Android with "exorbitant license fees and absurd licensing
restrictions," that is more than Microsoft charges for the entirety of
Windows Phone 7. B&N points to the
strategic partnership with Nokia as evidence of the scheme.
B&N also calls the patents Microsoft alleged
it infringes "trivial, not infringed and invalid."
Here are some longer excerpts from Barnes &
...Microsoft has asserted patents that extend only to arbitrary,
outmoded, or non-essential design features, but uses these patents to demand
that every manufacturer of an Android-based mobile device take a license from
Microsoft and pay exorbitant licensing fees or face protracted and expensive
patent infringement litigation. The asserted patents do not have a lawful scope
sufficient to control the AndroidTM Operating System as Microsoft is attempting
to do, and Microsoft’s misuse of these patents directly harms both competition
for and consumers of all eReaders, smartphones, tablet computers and other
mobile electronic devices....
And on Nokia's involvement in the alleged scheme:
On information and belief, as part of Microsoft’s recently announced
agreement with Nokia to replace Nokia’s Symbian operating system with
Microsoft’s own mobile device operating system, Microsoft and Nokia discussed
and apparently agreed upon a strategy for coordinated offensive use of their
patents. Indeed, in videotaped remarks made two days after the Microsoft-Nokia
agreement was announced, Nokia’s CEO Stephen Elop confirmed that Microsoft and
Nokia had discussed how their combined intellectual property portfolio is
“remarkably strong” and that Microsoft and Nokia intended to use this combined
portfolio both defensively and offensively.
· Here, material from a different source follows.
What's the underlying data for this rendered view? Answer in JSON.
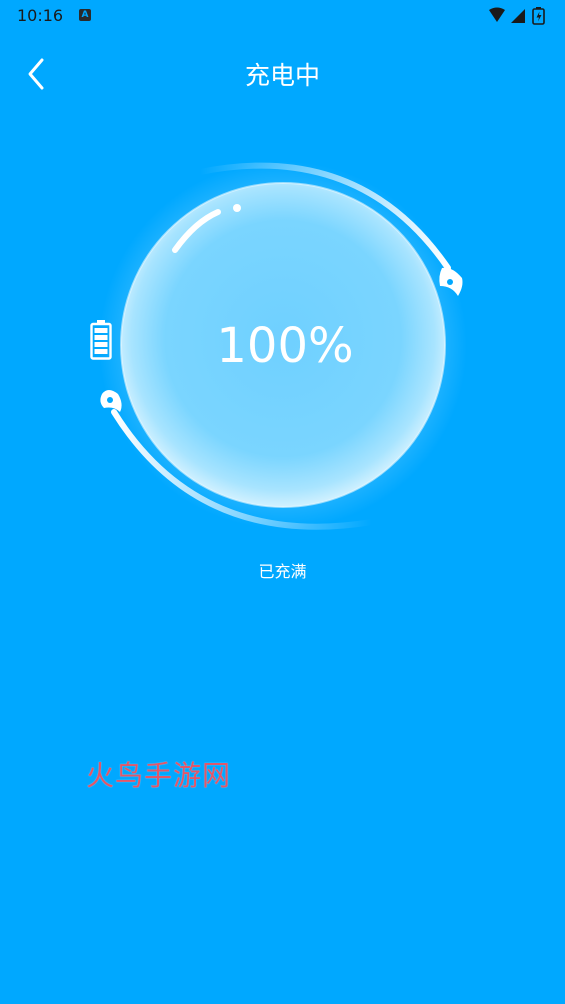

This type of horizontal agreement
between holders of significant patent portfolios is per se illegal under the
antitrust laws, threatens competition for mobile device operating systems and
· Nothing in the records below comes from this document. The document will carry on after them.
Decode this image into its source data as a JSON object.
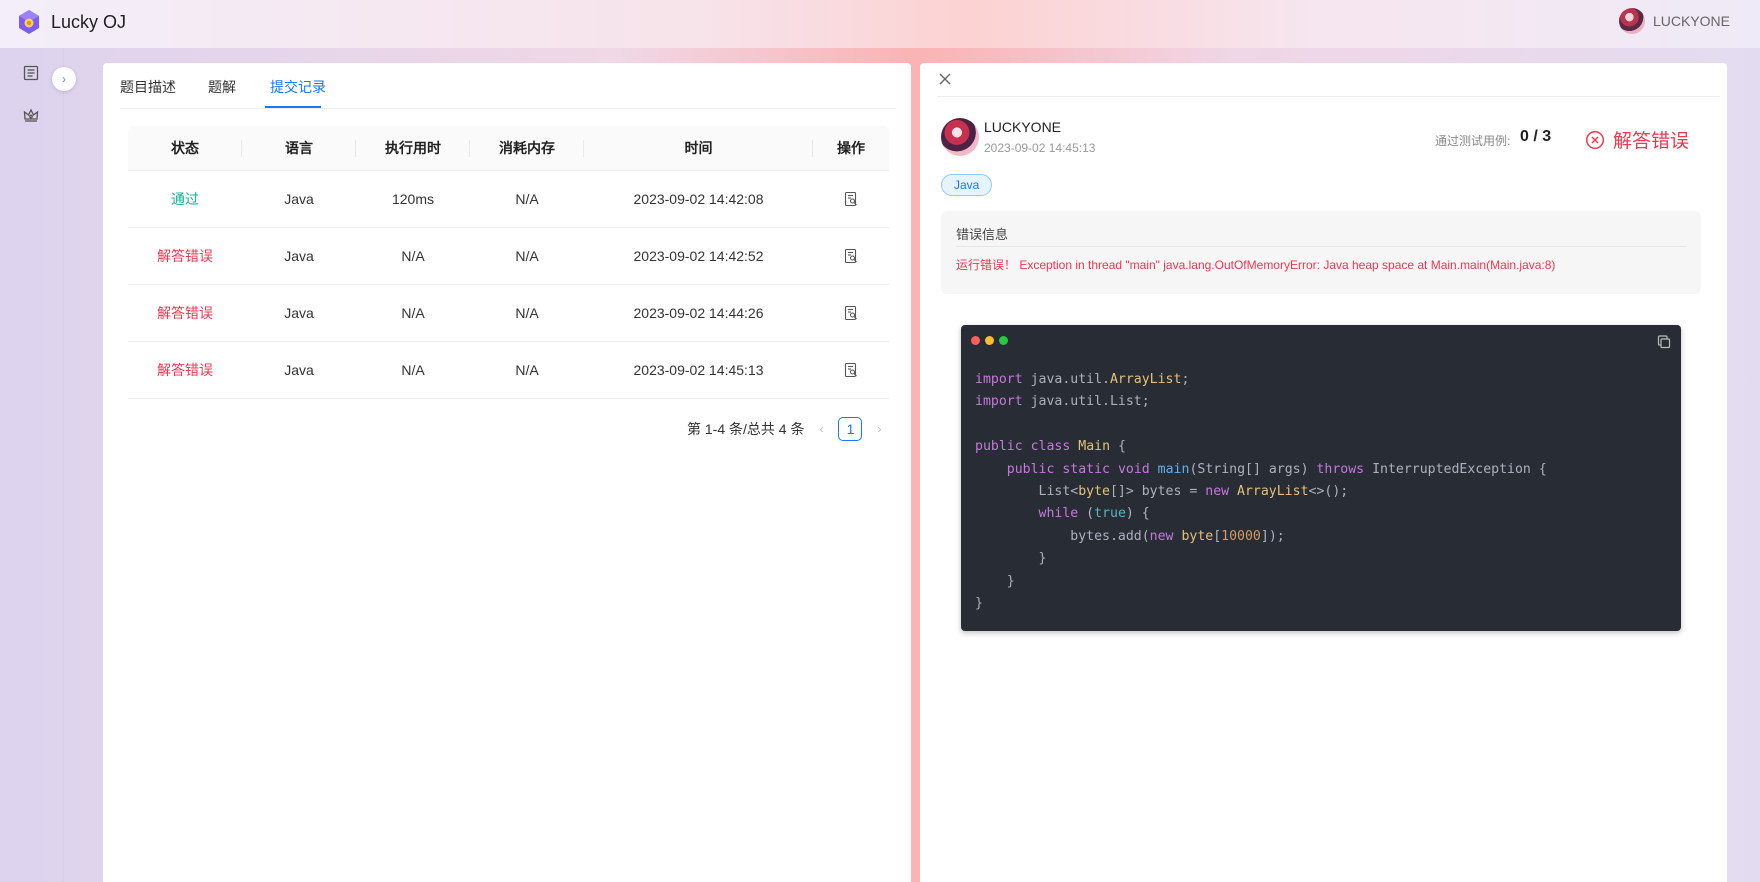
{
  "app": {
    "title": "Lucky OJ",
    "logo_icon": "hexagon-logo-icon"
  },
  "user": {
    "name": "LUCKYONE"
  },
  "tabs": [
    {
      "label": "题目描述",
      "active": false
    },
    {
      "label": "题解",
      "active": false
    },
    {
      "label": "提交记录",
      "active": true
    }
  ],
  "table": {
    "headers": [
      "状态",
      "语言",
      "执行用时",
      "消耗内存",
      "时间",
      "操作"
    ],
    "rows": [
      {
        "status": "通过",
        "status_type": "ok",
        "lang": "Java",
        "time": "120ms",
        "mem": "N/A",
        "date": "2023-09-02 14:42:08"
      },
      {
        "status": "解答错误",
        "status_type": "err",
        "lang": "Java",
        "time": "N/A",
        "mem": "N/A",
        "date": "2023-09-02 14:42:52"
      },
      {
        "status": "解答错误",
        "status_type": "err",
        "lang": "Java",
        "time": "N/A",
        "mem": "N/A",
        "date": "2023-09-02 14:44:26"
      },
      {
        "status": "解答错误",
        "status_type": "err",
        "lang": "Java",
        "time": "N/A",
        "mem": "N/A",
        "date": "2023-09-02 14:45:13"
      }
    ]
  },
  "pagination": {
    "total_text": "第 1-4 条/总共 4 条",
    "current": "1"
  },
  "detail": {
    "username": "LUCKYONE",
    "time": "2023-09-02 14:45:13",
    "pass_label": "通过测试用例:",
    "pass_value": "0 / 3",
    "status": "解答错误",
    "language": "Java",
    "error_title": "错误信息",
    "error_message": "运行错误！ Exception in thread \"main\" java.lang.OutOfMemoryError: Java heap space at Main.main(Main.java:8)"
  },
  "code": {
    "lines": [
      "import java.util.ArrayList;",
      "import java.util.List;",
      "",
      "public class Main {",
      "    public static void main(String[] args) throws InterruptedException {",
      "        List<byte[]> bytes = new ArrayList<>();",
      "        while (true) {",
      "            bytes.add(new byte[10000]);",
      "        }",
      "    }",
      "}"
    ]
  },
  "colors": {
    "accent": "#1677ff",
    "success": "#13b39a",
    "error": "#f0384f",
    "code_bg": "#282c34"
  }
}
is further evidence of Microsoft’s efforts to dominate and control Android and
other open source operating systems.
Microsoft replied to the allegations with its own statement
to Geekwire: "Our
lawsuits against Barnes & Noble, Foxconn and Inventec are founded upon
their actions, and the issue is their infringement of our intellectual property
rights. In seeking to protect our intellectual property, we are doing what any
other company in our situation would do."